A world-class workforce demands state-of-the-art infrastructure, so we’re planning laboratory infrastructure upgrades to better support advanced research initiatives in the development of synthetic biology materials. Planned research initiatives include novel materials for obscuration, DNA as an adhesive, biosynthetic additive manufacturing, and 3-D printed materials with spores.
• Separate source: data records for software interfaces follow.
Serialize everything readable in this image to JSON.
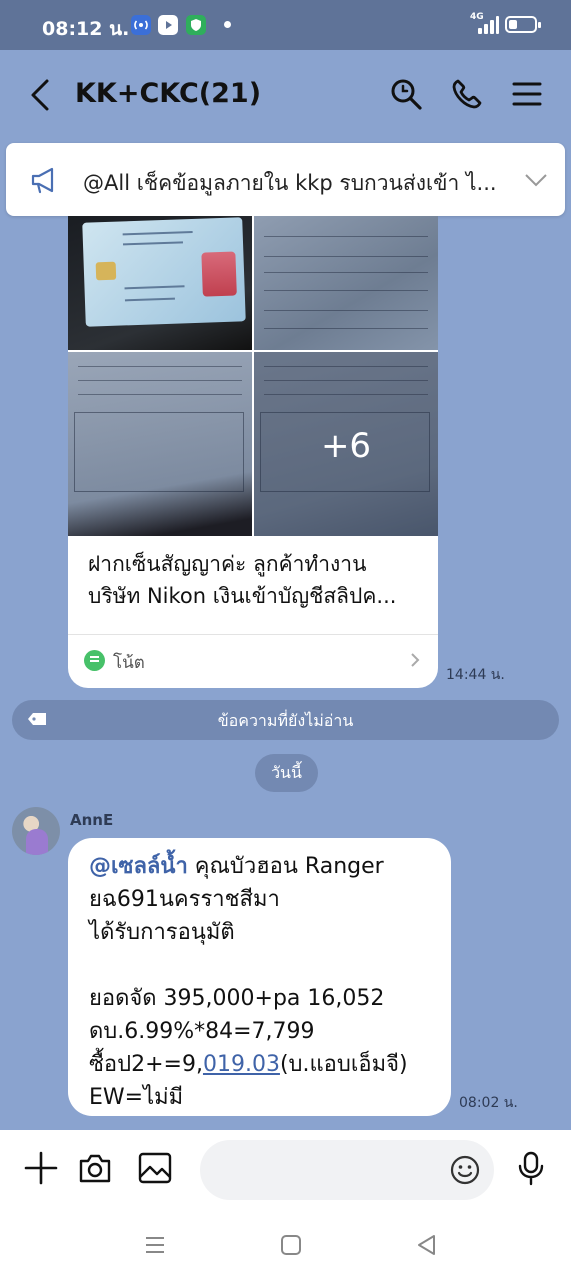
{
  "status_bar": {
    "time": "08:12 น.",
    "network": "4G",
    "app_icons": [
      "radio-icon",
      "youtube-icon",
      "shield-icon"
    ]
  },
  "header": {
    "title": "KK+CKC(21)",
    "icons": [
      "back-arrow-icon",
      "search-icon",
      "phone-icon",
      "menu-icon"
    ]
  },
  "announcement": {
    "text": "@All  เช็คข้อมูลภายใน kkp รบกวนส่งเข้า ไ..."
  },
  "photo_message": {
    "more_count": "+6",
    "caption_line1": "ฝากเซ็นสัญญาค่ะ ลูกค้าทำงาน",
    "caption_line2": "บริษัท Nikon เงินเข้าบัญชีสลิปค...",
    "note_label": "โน้ต",
    "time": "14:44 น."
  },
  "unread_divider": {
    "label": "ข้อความที่ยังไม่อ่าน"
  },
  "date_chip": {
    "label": "วันนี้"
  },
  "message": {
    "sender": "AnnE",
    "mention": "@เซลล์น้ำ",
    "line1_rest": " คุณบัวฮอน Ranger",
    "line2": "ยฉ691นครราชสีมา",
    "line3": "ได้รับการอนุมัติ",
    "line5": "ยอดจัด 395,000+pa 16,052",
    "line6": "ดบ.6.99%*84=7,799",
    "line7_prefix": "ซื้อป2+=9,",
    "line7_link": "019.03",
    "line7_suffix": "(บ.แอบเอ็มจี)",
    "line8": "EW=ไม่มี",
    "time": "08:02 น."
  },
  "input_bar": {
    "placeholder": "",
    "icons": [
      "plus-icon",
      "camera-icon",
      "image-icon",
      "emoji-icon",
      "microphone-icon"
    ]
  },
  "nav_bar": {
    "icons": [
      "recent-apps-icon",
      "home-icon",
      "back-icon"
    ]
  },
  "colors": {
    "background": "#8aa3cf",
    "status_bar": "#5f7398",
    "pill": "#7389b2",
    "mention": "#3f63a8",
    "note_green": "#47c169"
  }
}
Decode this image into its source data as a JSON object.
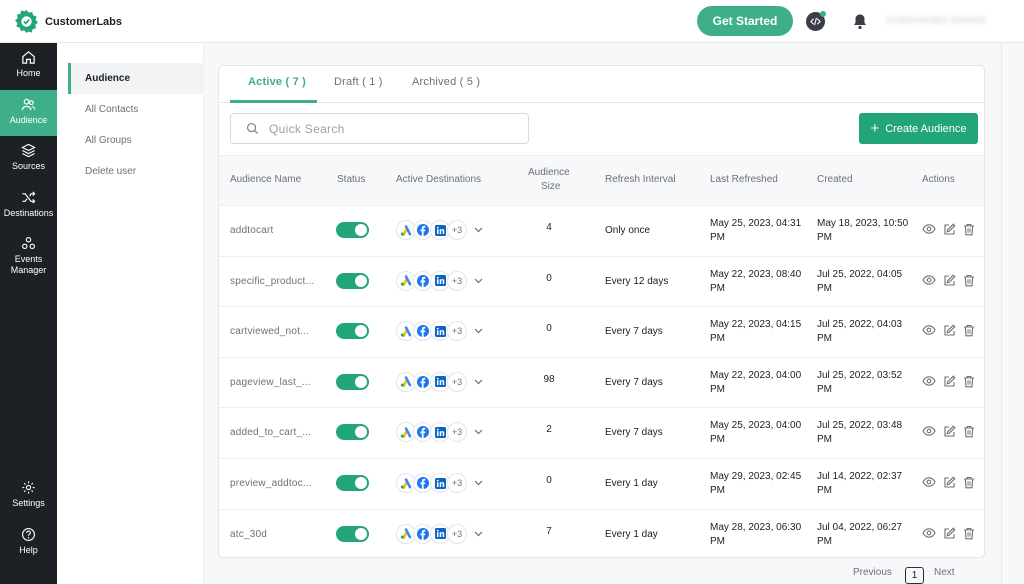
{
  "app": {
    "name": "CustomerLabs"
  },
  "header": {
    "cta_label": "Get Started",
    "user_name": "Customerlabs Deleted"
  },
  "sidebar": {
    "items": [
      {
        "label": "Home",
        "icon": "home-icon"
      },
      {
        "label": "Audience",
        "icon": "users-icon",
        "active": true
      },
      {
        "label": "Sources",
        "icon": "layers-icon"
      },
      {
        "label": "Destinations",
        "icon": "shuffle-icon"
      },
      {
        "label": "Events Manager",
        "icon": "events-icon"
      }
    ],
    "bottom": [
      {
        "label": "Settings",
        "icon": "gear-icon"
      },
      {
        "label": "Help",
        "icon": "help-icon"
      }
    ]
  },
  "subnav": {
    "items": [
      "Audience",
      "All Contacts",
      "All Groups",
      "Delete user"
    ]
  },
  "tabs": [
    {
      "label": "Active ( 7 )"
    },
    {
      "label": "Draft ( 1 )"
    },
    {
      "label": "Archived ( 5 )"
    }
  ],
  "search": {
    "placeholder": "Quick Search"
  },
  "create_button": {
    "label": "Create Audience"
  },
  "table": {
    "columns": {
      "name": "Audience Name",
      "status": "Status",
      "destinations": "Active Destinations",
      "size_line1": "Audience",
      "size_line2": "Size",
      "refresh": "Refresh Interval",
      "last": "Last Refreshed",
      "created": "Created",
      "actions": "Actions"
    },
    "rows": [
      {
        "name": "addtocart",
        "more": "+3",
        "size": "4",
        "refresh": "Only once",
        "last": "May 25, 2023, 04:31 PM",
        "created": "May 18, 2023, 10:50 PM"
      },
      {
        "name": "specific_product...",
        "more": "+3",
        "size": "0",
        "refresh": "Every 12 days",
        "last": "May 22, 2023, 08:40 PM",
        "created": "Jul 25, 2022, 04:05 PM"
      },
      {
        "name": "cartviewed_not...",
        "more": "+3",
        "size": "0",
        "refresh": "Every 7 days",
        "last": "May 22, 2023, 04:15 PM",
        "created": "Jul 25, 2022, 04:03 PM"
      },
      {
        "name": "pageview_last_...",
        "more": "+3",
        "size": "98",
        "refresh": "Every 7 days",
        "last": "May 22, 2023, 04:00 PM",
        "created": "Jul 25, 2022, 03:52 PM"
      },
      {
        "name": "added_to_cart_...",
        "more": "+3",
        "size": "2",
        "refresh": "Every 7 days",
        "last": "May 25, 2023, 04:00 PM",
        "created": "Jul 25, 2022, 03:48 PM"
      },
      {
        "name": "preview_addtoc...",
        "more": "+3",
        "size": "0",
        "refresh": "Every 1 day",
        "last": "May 29, 2023, 02:45 PM",
        "created": "Jul 14, 2022, 02:37 PM"
      },
      {
        "name": "atc_30d",
        "more": "+3",
        "size": "7",
        "refresh": "Every 1 day",
        "last": "May 28, 2023, 06:30 PM",
        "created": "Jul 04, 2022, 06:27 PM"
      }
    ]
  },
  "pagination": {
    "previous": "Previous",
    "current": "1",
    "next": "Next"
  },
  "colors": {
    "accent": "#22a57a",
    "sidebar_bg": "#1d2126",
    "cta": "#3fae8a"
  }
}
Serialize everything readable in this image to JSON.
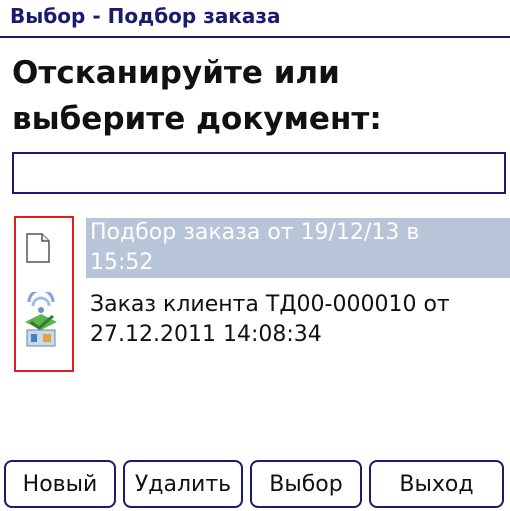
{
  "window": {
    "title": "Выбор - Подбор заказа"
  },
  "prompt": {
    "line1": "Отсканируйте или",
    "line2": "выберите документ:"
  },
  "scan": {
    "value": "",
    "placeholder": ""
  },
  "documents": [
    {
      "text_line1": "Подбор заказа от 19/12/13 в",
      "text_line2": "15:52",
      "icon": "document-icon",
      "selected": true
    },
    {
      "text_line1": "Заказ клиента ТД00-000010 от",
      "text_line2": "27.12.2011 14:08:34",
      "icon": "synced-order-icon",
      "selected": false
    }
  ],
  "buttons": {
    "new": "Новый",
    "delete": "Удалить",
    "select": "Выбор",
    "exit": "Выход"
  },
  "colors": {
    "title": "#1a1a6e",
    "selection_bg": "#b8c4d8",
    "highlight_border": "#e01e1e"
  }
}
Even as we focus our synthetic biology research on chemical and biological defense, we recognize the tremendous benefits it can bring to the Soldier in other areas as well. The capability to rapidly grow limbs, the technology to 3-D print organs, the ability to grow ballistic protection – these all have tremendous potential impacts for the Soldier. And while such capabilities fall outside our Center’s mission space, our research certainly overlaps with that of our sister laboratories charged with exploring these areas. Our ultimate vision is to make RDECOM ECBC a leader and resource for all government laboratories in the area of synthetic biology.
Metal organic framework research is another area that is showing great promise. These compounds, first discovered in 2000, have the ability to neutralize chemical warfare agent with exposure to light, and we’re working now to find ways to incorporate these compounds into fabrics and textiles. Doing so would enable us to imbue Soldier’s uniforms and other worn items with inherent decontamination capabilities, which would improve protection while reducing the load and logistics burdens.
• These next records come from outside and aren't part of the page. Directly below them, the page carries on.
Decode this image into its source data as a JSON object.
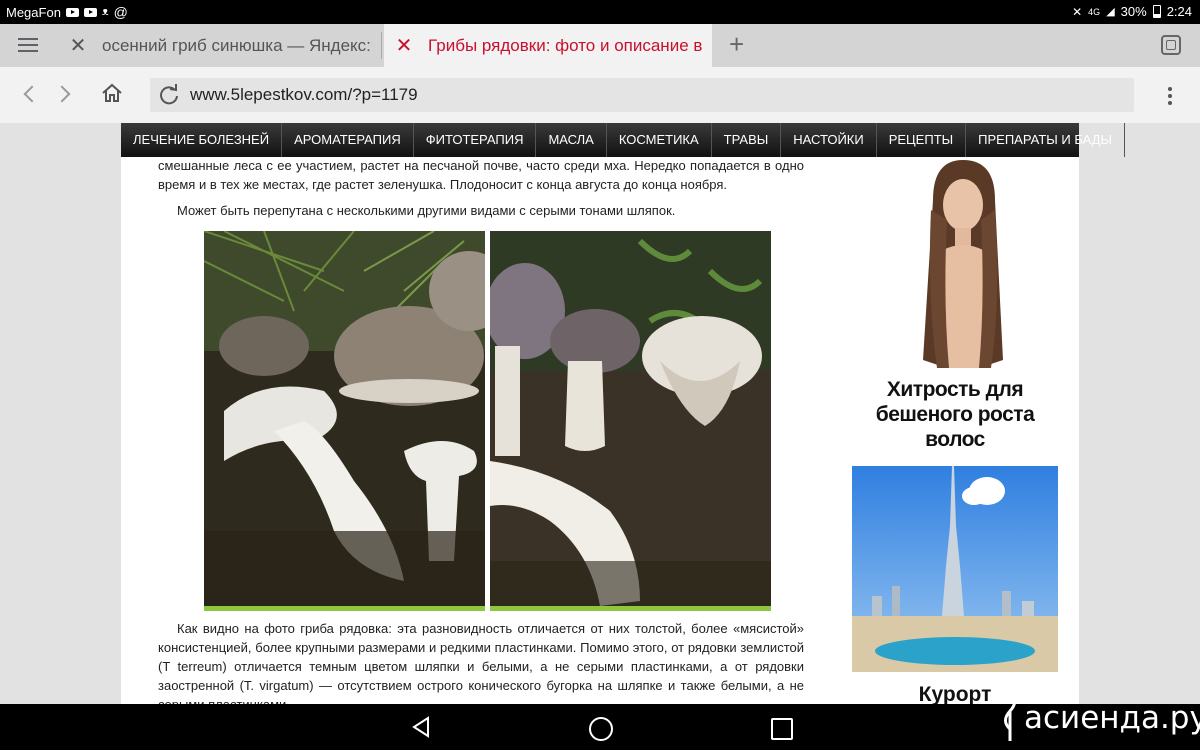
{
  "statusbar": {
    "carrier": "MegaFon",
    "notification_icons": [
      "youtube-icon",
      "youtube-icon",
      "ok-icon",
      "at-icon"
    ],
    "signal": "4G",
    "battery": "30%",
    "time": "2:24"
  },
  "tabs": [
    {
      "title": "осенний гриб синюшка — Яндекс:",
      "active": false
    },
    {
      "title": "Грибы рядовки: фото и описание в",
      "active": true
    }
  ],
  "address_bar": {
    "url": "www.5lepestkov.com/?p=1179"
  },
  "site_nav": {
    "items": [
      "ЛЕЧЕНИЕ БОЛЕЗНЕЙ",
      "АРОМАТЕРАПИЯ",
      "ФИТОТЕРАПИЯ",
      "МАСЛА",
      "КОСМЕТИКА",
      "ТРАВЫ",
      "НАСТОЙКИ",
      "РЕЦЕПТЫ",
      "ПРЕПАРАТЫ И БАДЫ"
    ]
  },
  "article": {
    "paragraph_top": "смешанные леса с ее участием, растет на песчаной почве, часто среди мха. Нередко попадается в одно время и в тех же местах, где растет зеленушка. Плодоносит с конца августа до конца ноября.",
    "paragraph_confusion": "Может быть перепутана с несколькими другими видами с серыми тонами шляпок.",
    "paragraph_bottom": "Как видно на фото гриба рядовка: эта разновидность отличается от них толстой, более «мясистой» консистенцией, более крупными размерами и редкими пластинками. Помимо этого, от рядовки землистой (T terreum) отличается темным цветом шляпки и белыми, а не серыми пластинками, а от рядовки заостренной (T. virgatum) — отсутствием острого конического бугорка на шляпке и также белыми, а не серыми пластинками."
  },
  "sidebar": {
    "ad1_title": "Хитрость для бешеного роста волос",
    "ad2_title": "Курорт"
  },
  "watermark": "асиенда.ру",
  "colors": {
    "accent_tab": "#c8102e",
    "nav_bg": "#1a1a1a",
    "photo_underline": "#8dc63f"
  }
}
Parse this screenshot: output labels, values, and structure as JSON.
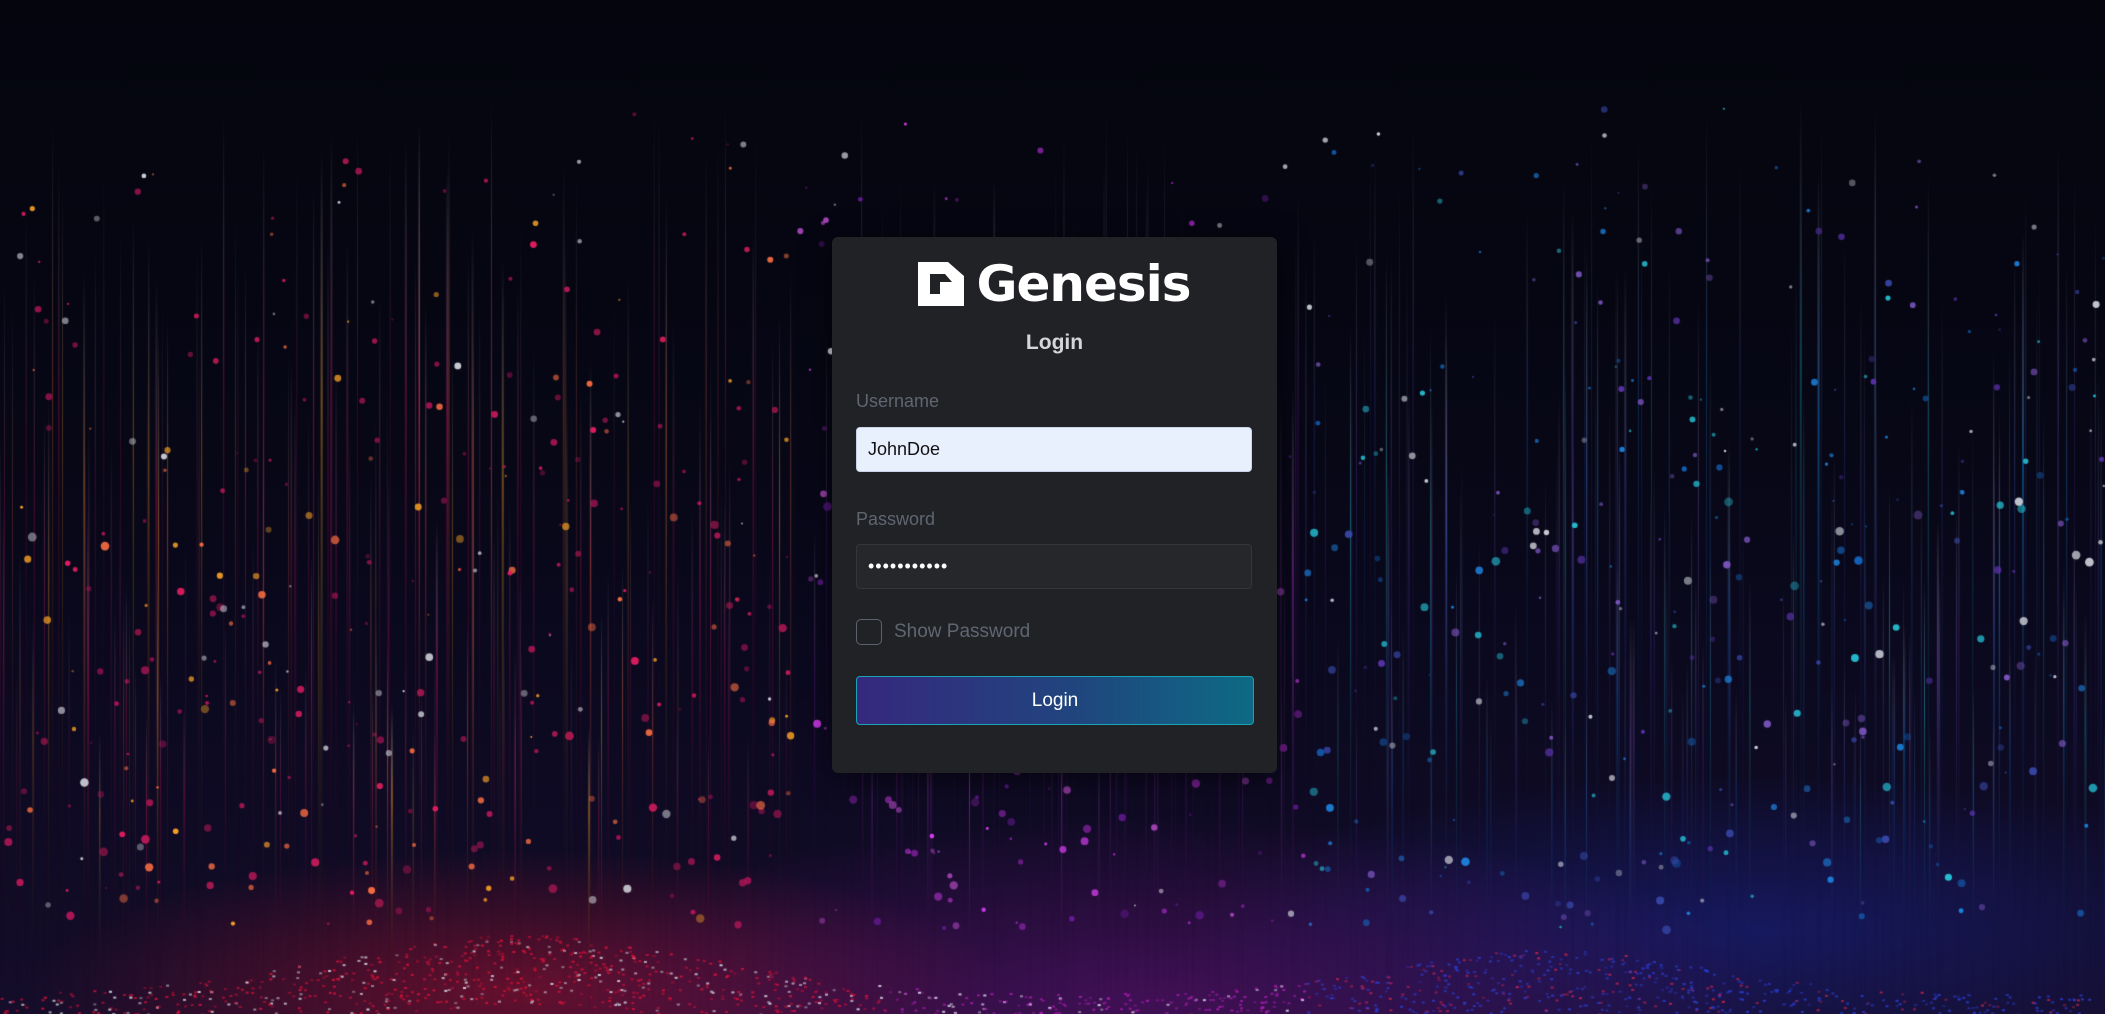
{
  "brand": {
    "name": "Genesis",
    "logo_icon": "genesis-logo-mark"
  },
  "login_card": {
    "title": "Login",
    "username": {
      "label": "Username",
      "value": "JohnDoe"
    },
    "password": {
      "label": "Password",
      "value": "•••••••••••"
    },
    "show_password": {
      "label": "Show Password",
      "checked": false
    },
    "submit_label": "Login"
  },
  "colors": {
    "card_background": "#212226",
    "autofill_background": "#e8f0fe",
    "button_gradient_start": "#36287e",
    "button_gradient_end": "#0d6a84",
    "button_border": "#1aa3b7"
  }
}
Another area we’re very excited about is virtual and augmented reality. In the chemical biological defense arena, we’re already using virtual and augmented reality as training tools for CBRNE Soldiers. For example, we have created virtual WMD laboratories to familiarize CBRNE Soldiers with scenarios they may encounter in the field.
The potential applications of augmented reality on the battlefield are tremendous. Soldiers could wear sensors that recognize chemical and biological threats, as well as other threats such as IEDs, environmental hazards, and so on, and project those threats onto heads-up displays. And then we integrate those heads-up displays into Army tactical networks to let each Soldier see the threats being detected by the sensors that fellow Soldiers are wearing. All that data is then fed to the small unit level, and up the chain until every threat detected by every Soldier in a theater of operations is being captured; Add in the data being captured by manned and unmanned vehicle-borne sensors, point sensors, satellite imagery and detection, then you can compile and analyze it before it’s sent back through tactical networks to aid decision makers on the battlefield. That is how you shape tomorrow’s battlefield, and we’re laying the foundations for all of it today.
The U.S. Army Research, Development, and Engineering Command (RDECOM), Edgewood Chemical Biological Center’s (ECBC) parent command, recently transitioned from the Army Materiel Command to the Army Futures Command. As of February 3, 2019, RDECOM was renamed the Combat Capabilities Development Command (CCDC) and ECBC became the CCDC Chemical Biological Center.